Kent Wang introduces us to Bob Fish, longtime docent at the Air and Space Museum, who always manages to circle back to his first love, the Cessna 150.
One of the things which sets the Air and Space Museum’s Docent Corps apart from most other flight museums is our commitment to recruiting only the most dedicated volunteers. Many of our docents are experienced pilots and engineers, but all have a passion for sharing their love of aeronautics with others. Robert Fish, a 32-year veteran of the U.S. Army Signal Corps, is a prime example. If it flies, he knows about it.
A NASM docent for more than 23 years, Bob has 100 times that number of tours under his belt. At the museum, Bob leads visitors on two-hour tours, offering insight into the people, planes and spacecraft that tell the fascinating story of human flight. Bob knows more about aviation than many professional historians and acknowledged experts, but he never fails to share what he knows in a friendly, instructive, and humorous way.

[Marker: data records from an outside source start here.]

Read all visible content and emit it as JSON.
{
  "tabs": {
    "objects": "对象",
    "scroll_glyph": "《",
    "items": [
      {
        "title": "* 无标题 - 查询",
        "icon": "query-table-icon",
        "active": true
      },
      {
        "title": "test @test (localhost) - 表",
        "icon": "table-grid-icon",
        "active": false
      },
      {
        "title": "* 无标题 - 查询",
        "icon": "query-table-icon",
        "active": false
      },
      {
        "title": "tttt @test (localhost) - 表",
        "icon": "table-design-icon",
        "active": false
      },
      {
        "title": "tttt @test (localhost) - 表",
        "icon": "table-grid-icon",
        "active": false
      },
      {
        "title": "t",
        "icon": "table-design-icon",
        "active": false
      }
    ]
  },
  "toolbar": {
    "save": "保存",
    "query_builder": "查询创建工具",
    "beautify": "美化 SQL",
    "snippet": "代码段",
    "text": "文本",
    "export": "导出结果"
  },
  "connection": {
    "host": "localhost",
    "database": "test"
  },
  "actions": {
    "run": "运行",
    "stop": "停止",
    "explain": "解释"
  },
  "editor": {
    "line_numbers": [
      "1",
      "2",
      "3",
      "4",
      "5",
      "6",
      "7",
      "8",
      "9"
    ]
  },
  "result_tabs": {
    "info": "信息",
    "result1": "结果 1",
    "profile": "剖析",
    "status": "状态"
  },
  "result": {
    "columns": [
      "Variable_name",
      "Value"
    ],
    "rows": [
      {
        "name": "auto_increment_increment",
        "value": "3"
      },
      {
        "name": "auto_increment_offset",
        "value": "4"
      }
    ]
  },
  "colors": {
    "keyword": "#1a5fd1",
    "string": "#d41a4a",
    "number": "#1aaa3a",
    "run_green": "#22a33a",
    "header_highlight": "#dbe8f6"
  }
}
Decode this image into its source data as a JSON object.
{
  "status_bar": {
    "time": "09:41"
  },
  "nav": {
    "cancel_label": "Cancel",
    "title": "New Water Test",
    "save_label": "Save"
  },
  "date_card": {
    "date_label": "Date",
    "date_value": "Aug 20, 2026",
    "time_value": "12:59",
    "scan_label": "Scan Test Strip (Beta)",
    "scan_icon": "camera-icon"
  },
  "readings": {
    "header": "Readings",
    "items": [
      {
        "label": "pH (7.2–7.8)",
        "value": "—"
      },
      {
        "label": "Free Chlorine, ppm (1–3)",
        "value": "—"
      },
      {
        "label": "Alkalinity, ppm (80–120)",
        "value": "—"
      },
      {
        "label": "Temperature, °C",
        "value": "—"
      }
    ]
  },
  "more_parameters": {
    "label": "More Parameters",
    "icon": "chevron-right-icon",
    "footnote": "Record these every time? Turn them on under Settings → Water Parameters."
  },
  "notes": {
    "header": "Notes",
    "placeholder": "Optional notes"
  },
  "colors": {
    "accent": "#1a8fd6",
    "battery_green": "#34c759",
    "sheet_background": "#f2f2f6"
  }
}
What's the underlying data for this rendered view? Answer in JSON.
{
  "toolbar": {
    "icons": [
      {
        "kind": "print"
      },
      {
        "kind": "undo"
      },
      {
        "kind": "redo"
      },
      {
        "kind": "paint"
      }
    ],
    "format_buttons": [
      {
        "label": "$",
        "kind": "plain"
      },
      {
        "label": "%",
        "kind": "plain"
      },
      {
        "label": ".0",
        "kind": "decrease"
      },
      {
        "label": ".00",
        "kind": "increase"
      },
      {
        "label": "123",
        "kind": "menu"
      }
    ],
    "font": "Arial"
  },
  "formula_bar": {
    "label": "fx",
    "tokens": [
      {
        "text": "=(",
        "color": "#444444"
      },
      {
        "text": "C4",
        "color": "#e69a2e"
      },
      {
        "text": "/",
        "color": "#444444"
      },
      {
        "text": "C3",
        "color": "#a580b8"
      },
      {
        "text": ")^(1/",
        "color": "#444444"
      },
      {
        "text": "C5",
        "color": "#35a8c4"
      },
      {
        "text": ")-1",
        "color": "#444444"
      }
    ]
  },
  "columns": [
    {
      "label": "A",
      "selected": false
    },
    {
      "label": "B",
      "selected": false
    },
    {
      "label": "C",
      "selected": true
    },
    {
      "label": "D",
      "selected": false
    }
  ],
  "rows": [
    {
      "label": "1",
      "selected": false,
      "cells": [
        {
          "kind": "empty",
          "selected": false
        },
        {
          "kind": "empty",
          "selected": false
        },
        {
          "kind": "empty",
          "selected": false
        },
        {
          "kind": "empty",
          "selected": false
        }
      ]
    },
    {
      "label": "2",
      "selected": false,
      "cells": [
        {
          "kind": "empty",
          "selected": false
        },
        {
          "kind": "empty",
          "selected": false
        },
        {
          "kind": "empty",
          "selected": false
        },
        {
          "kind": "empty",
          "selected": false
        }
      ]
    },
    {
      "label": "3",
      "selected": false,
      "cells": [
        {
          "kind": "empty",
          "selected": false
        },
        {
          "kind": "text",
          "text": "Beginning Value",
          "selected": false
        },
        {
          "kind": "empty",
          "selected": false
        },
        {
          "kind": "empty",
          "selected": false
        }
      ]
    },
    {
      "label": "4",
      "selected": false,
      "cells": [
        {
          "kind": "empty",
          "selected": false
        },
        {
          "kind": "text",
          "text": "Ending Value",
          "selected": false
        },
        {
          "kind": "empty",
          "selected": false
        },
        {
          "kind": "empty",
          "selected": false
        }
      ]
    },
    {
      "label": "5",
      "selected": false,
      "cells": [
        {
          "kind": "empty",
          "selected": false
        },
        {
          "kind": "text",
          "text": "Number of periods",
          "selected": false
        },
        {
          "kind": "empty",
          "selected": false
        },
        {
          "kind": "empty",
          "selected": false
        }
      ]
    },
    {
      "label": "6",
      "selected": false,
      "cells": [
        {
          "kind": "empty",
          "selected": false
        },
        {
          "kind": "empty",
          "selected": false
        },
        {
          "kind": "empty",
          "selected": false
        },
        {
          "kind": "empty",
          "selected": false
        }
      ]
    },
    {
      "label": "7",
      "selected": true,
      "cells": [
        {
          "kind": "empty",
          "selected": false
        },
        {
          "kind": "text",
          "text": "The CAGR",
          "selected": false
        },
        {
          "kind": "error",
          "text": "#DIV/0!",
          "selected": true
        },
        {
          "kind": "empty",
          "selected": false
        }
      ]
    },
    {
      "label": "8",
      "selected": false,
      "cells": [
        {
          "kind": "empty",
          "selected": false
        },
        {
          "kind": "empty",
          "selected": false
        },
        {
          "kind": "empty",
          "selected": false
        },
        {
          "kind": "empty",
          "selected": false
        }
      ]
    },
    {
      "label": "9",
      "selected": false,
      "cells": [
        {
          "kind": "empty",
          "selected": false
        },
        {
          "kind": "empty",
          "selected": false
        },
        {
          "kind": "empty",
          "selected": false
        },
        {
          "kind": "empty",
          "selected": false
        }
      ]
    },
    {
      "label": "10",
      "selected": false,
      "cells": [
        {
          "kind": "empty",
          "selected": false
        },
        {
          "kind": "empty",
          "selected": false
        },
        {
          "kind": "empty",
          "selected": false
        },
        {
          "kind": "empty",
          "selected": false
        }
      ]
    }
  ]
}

His knowledge and love for aviation infuse his tours with special energy and value, because he is eager to share his expertise, not impose it.
Bob has had an interest in aviation since he was a kid, but bad eyesight kept him from military aviation. He learned to fly a Cessna 150 in 1968 at Ft Monmouth, N.J., while serving as an instructor at the U.S. Army Signal School. The Cessna 150 still holds a special place in Bob’s heart. Learning to fly and receiving a private pilot’s license requires mastering many critical skills. In addition to takeoff, maneuvering, and landing, pilots must understand essential principles such as power management, density altitude, weight and balance, and many more. The Cessna 150 is a forgiving plane that is perfect for beginners as it is easy to fly and relatively inexpensive.
Bob enjoys telling stories about Charles Lindbergh, Amelia Earhart and other pioneers of aviation, such as Jerrie Mock, a great aviator who flew the Cessna 180 Spirit of Columbus and became the first woman to pilot a single-engine aircraft around the world.
“It’s a labor of love,” Bob says of his docent experience. “I get to do something that combines my background and experience—as an amateur sport pilot and aviation buff—with my military and instructor experience. The Cessna 150 became the most popular civilian training aircraft after World War II, as well as economical recreational vehicles for weekend pilots. It still serves as the principal two-seat, general aviation trainer in the United States.” Three Cessna planes, 152, 180 and O-1A Bird Dog, are on display in the Boeing Aviation Hangar at the Steven F. Udvar-Hazy Center.
“The first time I gave a tour in 1994, my mouth was as dry as cotton….To my amazement, I got a standing ovation. It’s interesting to learn from people on the tours,” Bob says. “We learn from the visitors, too, who often have a strong interest or background in air and spacecraft. You have to be very careful—you may be leading a group that includes the designer of the aircraft you’re discussing.
“But sometimes we have visitors who really aren’t that interested,” Bob continues. “Maybe they’re with a friend, or part of a larger tour and air and spacecraft are a mystery. That’s the real challenge—to help those visitors fell comfortable, have fun, and even learn something.
“It’s rewarding to have a buff ask a technical question and you can answer it, but it’s equally rewarding when a spouse comes up to you after a tour and says, ‘I had a really good time.’ You just can’t buy that kind of satisfaction.”
Kent Wang has been a volunteer docent at the Air and Space Museum since 1997.
Posted: 8 November 2018